**Task to complete**:
Report how many lines in the data include "this", with the number as the only reply.

*** Opening of Material to process ***

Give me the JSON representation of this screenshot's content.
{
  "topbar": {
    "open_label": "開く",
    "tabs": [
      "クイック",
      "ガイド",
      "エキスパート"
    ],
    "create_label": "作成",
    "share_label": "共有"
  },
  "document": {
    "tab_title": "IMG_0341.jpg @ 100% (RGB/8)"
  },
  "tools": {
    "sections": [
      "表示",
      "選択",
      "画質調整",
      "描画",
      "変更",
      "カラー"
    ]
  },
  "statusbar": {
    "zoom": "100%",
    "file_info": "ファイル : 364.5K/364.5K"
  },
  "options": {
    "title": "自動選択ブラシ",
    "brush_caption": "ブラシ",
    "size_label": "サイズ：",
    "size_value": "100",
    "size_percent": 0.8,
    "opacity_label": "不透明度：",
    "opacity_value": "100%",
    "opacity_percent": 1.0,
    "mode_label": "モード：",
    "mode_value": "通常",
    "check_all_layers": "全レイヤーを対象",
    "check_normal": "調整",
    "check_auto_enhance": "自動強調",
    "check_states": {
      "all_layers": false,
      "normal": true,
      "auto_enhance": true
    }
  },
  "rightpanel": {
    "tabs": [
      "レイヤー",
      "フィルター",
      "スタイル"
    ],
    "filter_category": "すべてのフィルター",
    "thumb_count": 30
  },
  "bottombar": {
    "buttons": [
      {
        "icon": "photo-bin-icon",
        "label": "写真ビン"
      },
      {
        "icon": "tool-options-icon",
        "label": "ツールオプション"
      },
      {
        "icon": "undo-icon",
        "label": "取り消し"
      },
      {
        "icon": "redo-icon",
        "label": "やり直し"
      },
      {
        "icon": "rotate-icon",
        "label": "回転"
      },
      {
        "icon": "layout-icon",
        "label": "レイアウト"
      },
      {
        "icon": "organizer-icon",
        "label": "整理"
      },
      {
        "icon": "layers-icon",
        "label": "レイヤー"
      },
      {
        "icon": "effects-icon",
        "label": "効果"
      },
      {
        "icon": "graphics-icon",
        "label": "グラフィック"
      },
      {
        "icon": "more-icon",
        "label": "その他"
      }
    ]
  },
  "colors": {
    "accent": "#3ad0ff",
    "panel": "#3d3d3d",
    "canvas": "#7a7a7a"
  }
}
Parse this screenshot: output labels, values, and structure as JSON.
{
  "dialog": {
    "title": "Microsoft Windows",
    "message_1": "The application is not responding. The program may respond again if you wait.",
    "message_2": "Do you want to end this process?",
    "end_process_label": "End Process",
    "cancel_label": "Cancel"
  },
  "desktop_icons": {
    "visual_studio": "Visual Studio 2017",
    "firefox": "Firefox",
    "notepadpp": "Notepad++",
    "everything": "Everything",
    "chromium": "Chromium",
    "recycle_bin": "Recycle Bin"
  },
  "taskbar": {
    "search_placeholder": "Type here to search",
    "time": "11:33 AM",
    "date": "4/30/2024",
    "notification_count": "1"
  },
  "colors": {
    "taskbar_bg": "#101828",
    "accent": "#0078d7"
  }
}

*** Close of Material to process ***

**Problem solution**:
3